Dataset rows for apps and sites
──────
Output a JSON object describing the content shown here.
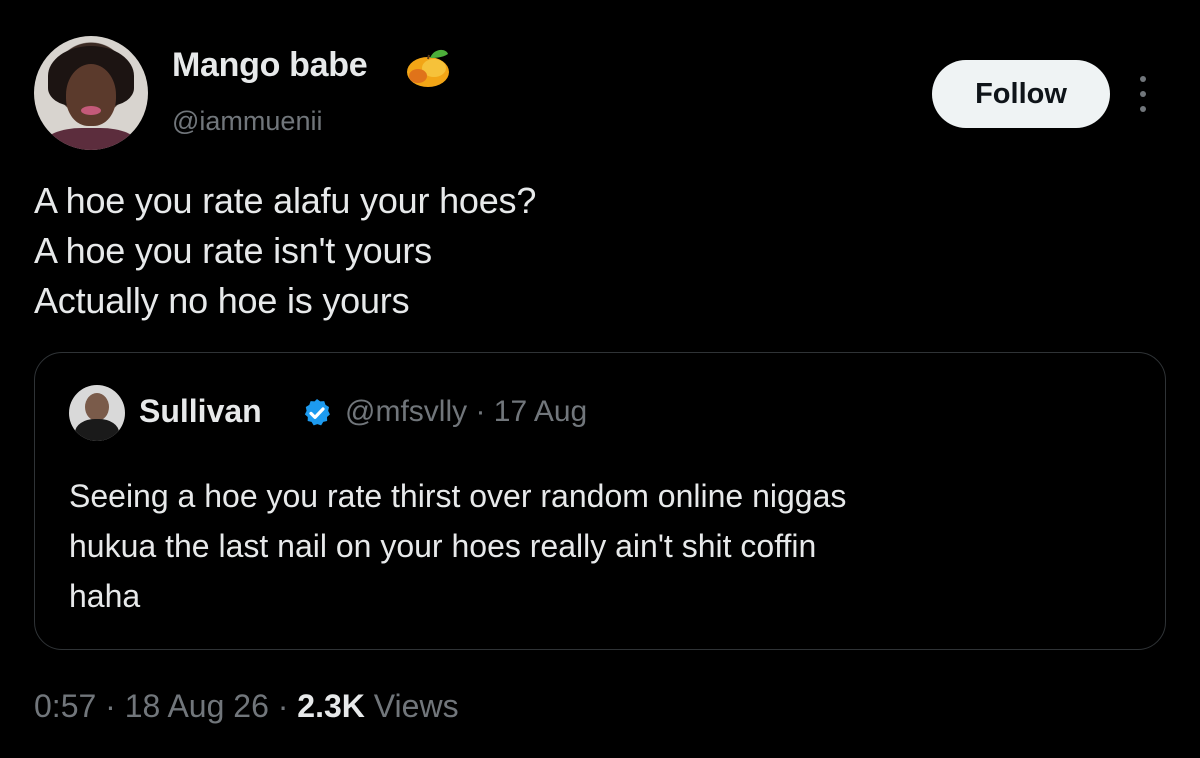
{
  "author": {
    "display_name": "Mango babe",
    "name_emoji": "mango-icon",
    "handle": "@iammuenii",
    "avatar_icon": "profile-photo"
  },
  "actions": {
    "follow_label": "Follow",
    "more_icon": "more-options-icon"
  },
  "tweet": {
    "lines": [
      "A hoe you rate alafu your hoes?",
      "A hoe you rate isn't yours",
      "Actually no hoe is yours"
    ]
  },
  "quoted_tweet": {
    "display_name": "Sullivan",
    "verified": true,
    "verified_color": "#1d9bf0",
    "meta": "@mfsvlly · 17 Aug",
    "lines": [
      "Seeing a hoe you rate thirst over random online niggas",
      "hukua the last nail on your hoes really ain't shit coffin",
      "haha"
    ]
  },
  "footer": {
    "time": "0:57",
    "separator": " · ",
    "date": "18 Aug 26",
    "views_count": "2.3K",
    "views_label": " Views"
  },
  "colors": {
    "background": "#000000",
    "primary_text": "#e7e9ea",
    "secondary_text": "#71767b",
    "border": "#2f3336",
    "button_bg": "#eff3f4"
  }
}
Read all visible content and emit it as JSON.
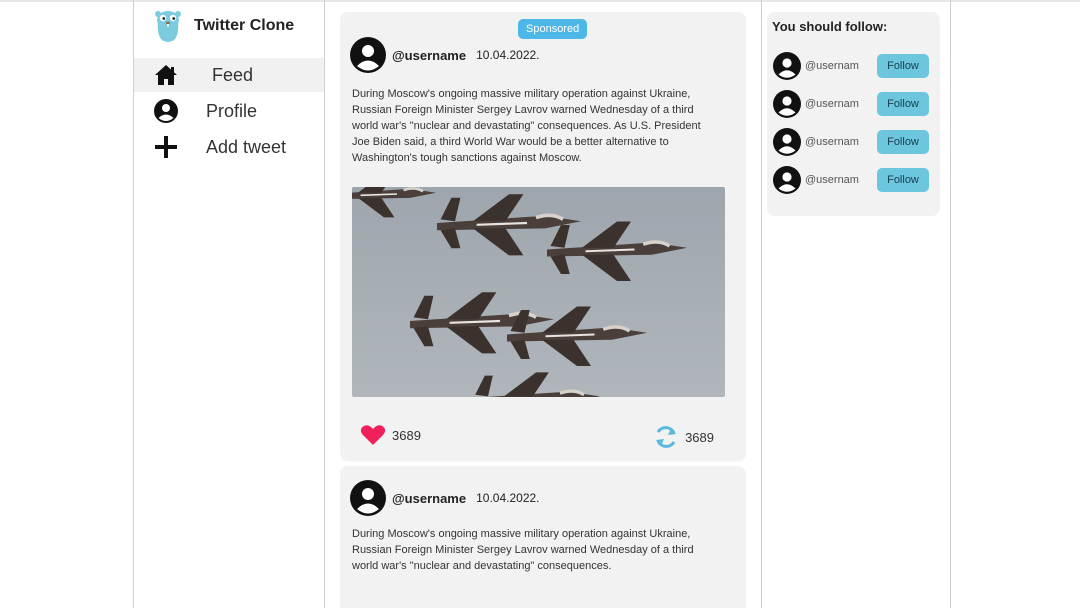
{
  "app": {
    "title": "Twitter Clone"
  },
  "nav": {
    "items": [
      {
        "label": "Feed",
        "icon": "home-icon",
        "active": true
      },
      {
        "label": "Profile",
        "icon": "user-icon",
        "active": false
      },
      {
        "label": "Add tweet",
        "icon": "plus-icon",
        "active": false
      }
    ]
  },
  "feed": {
    "posts": [
      {
        "badge": "Sponsored",
        "username": "@username",
        "date": "10.04.2022.",
        "text": "During Moscow's ongoing massive military operation against Ukraine, Russian Foreign Minister Sergey Lavrov warned Wednesday of a third world war's \"nuclear and devastating\" consequences. As U.S. President Joe Biden said, a third World War would be a better alternative to Washington's tough sanctions against Moscow.",
        "image": "fighter-jets-photo",
        "likes": "3689",
        "retweets": "3689"
      },
      {
        "username": "@username",
        "date": "10.04.2022.",
        "text": "During Moscow's ongoing massive military operation against Ukraine, Russian Foreign Minister Sergey Lavrov warned Wednesday of a third world war's \"nuclear and devastating\" consequences."
      }
    ]
  },
  "suggestions": {
    "title": "You should follow:",
    "items": [
      {
        "name": "@usernam",
        "button": "Follow"
      },
      {
        "name": "@usernam",
        "button": "Follow"
      },
      {
        "name": "@usernam",
        "button": "Follow"
      },
      {
        "name": "@usernam",
        "button": "Follow"
      }
    ]
  },
  "colors": {
    "accent": "#4db8e8",
    "follow_button": "#6cc6dd",
    "like": "#f0205a",
    "retweet": "#5ab8de",
    "card_bg": "#f2f2f2"
  }
}
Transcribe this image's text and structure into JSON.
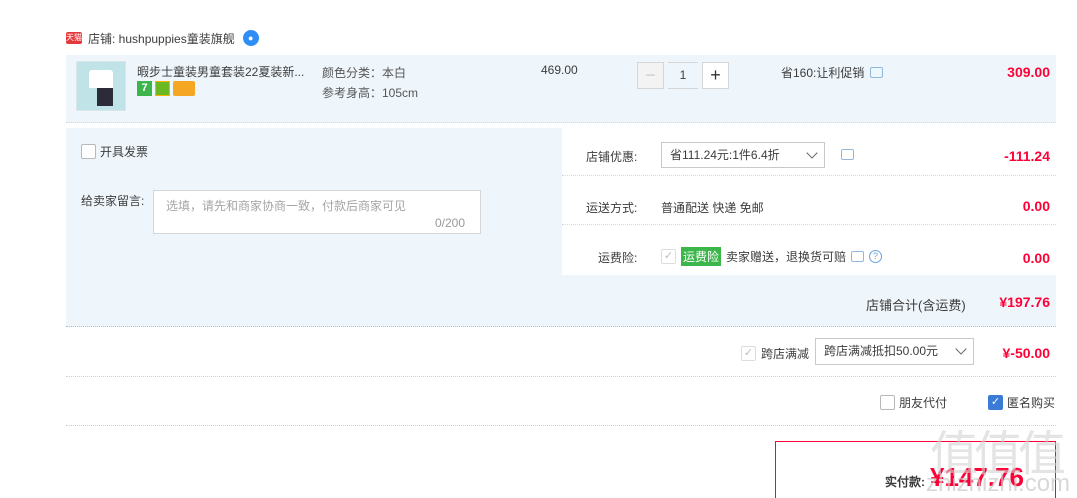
{
  "shop": {
    "badge": "天猫",
    "label": "店铺: hushpuppies童装旗舰",
    "ww_icon": "wangwang-chat-icon"
  },
  "item": {
    "title": "暇步士童装男童套装22夏装新...",
    "sku_color": "颜色分类：本白",
    "sku_height": "参考身高：105cm",
    "price": "469.00",
    "quantity": "1",
    "promo": "省160:让利促销",
    "total": "309.00"
  },
  "invoice": {
    "label": "开具发票"
  },
  "message": {
    "label": "给卖家留言:",
    "placeholder": "选填，请先和商家协商一致，付款后商家可见",
    "count": "0/200"
  },
  "coupon": {
    "label": "店铺优惠:",
    "selected": "省111.24元:1件6.4折",
    "value": "-111.24"
  },
  "shipping": {
    "label": "运送方式:",
    "text": "普通配送 快递 免邮",
    "value": "0.00"
  },
  "insurance": {
    "label": "运费险:",
    "tag": "运费险",
    "text": "卖家赠送，退换货可赔",
    "value": "0.00"
  },
  "subtotal": {
    "label": "店铺合计(含运费)",
    "value": "¥197.76"
  },
  "cross_store": {
    "label": "跨店满减",
    "selected": "跨店满减抵扣50.00元",
    "value": "¥-50.00"
  },
  "options": {
    "friend_pay": "朋友代付",
    "anonymous": "匿名购买"
  },
  "payment": {
    "label": "实付款:",
    "value": "¥147.76"
  },
  "watermark": {
    "text": "值值值",
    "url": "zhizhizhi.com"
  },
  "colors": {
    "accent_red": "#ff0036",
    "panel_blue": "#eef6fc",
    "check_blue": "#3a7bd5",
    "tag_green": "#3cb64a"
  }
}
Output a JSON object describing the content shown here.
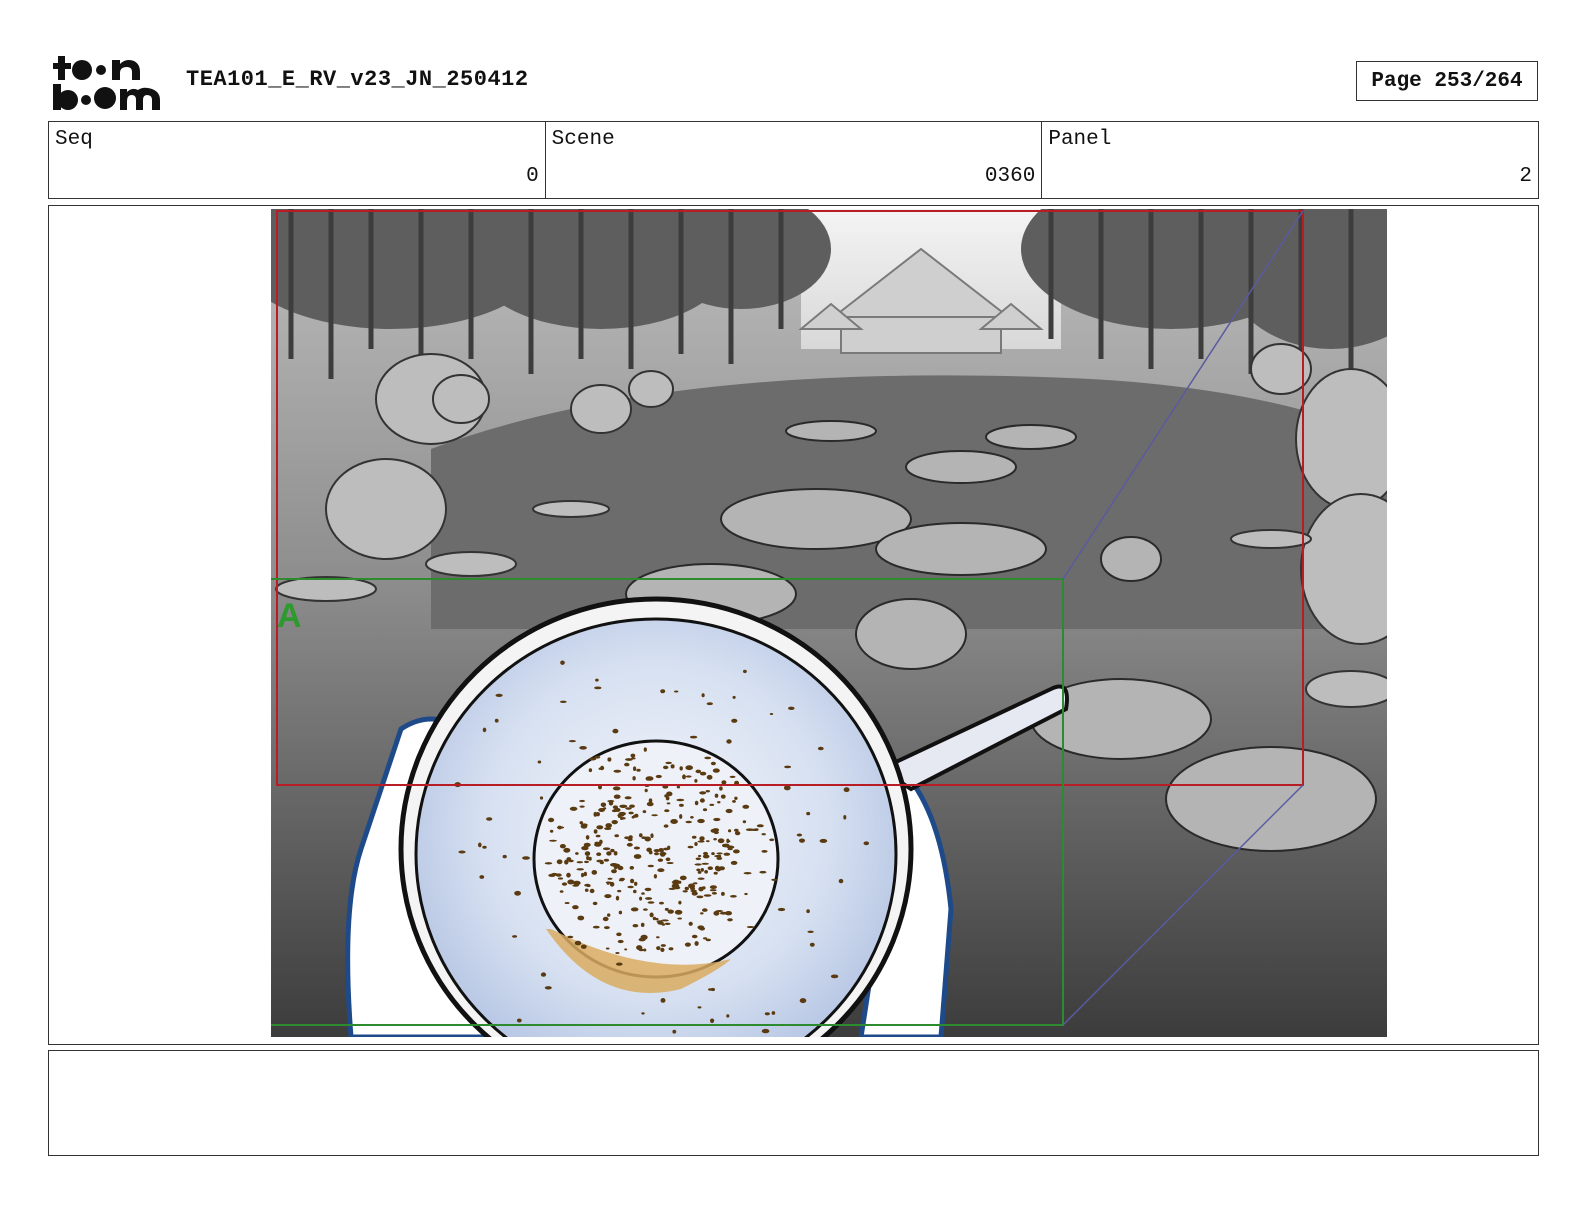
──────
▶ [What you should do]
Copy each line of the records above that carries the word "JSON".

▶ [Response to the exercise]
Output a JSON object describing the content shown here.
Read all visible content and emit it as JSON.
Transcribe this image's text and structure into JSON.
Output a JSON object describing the content shown here.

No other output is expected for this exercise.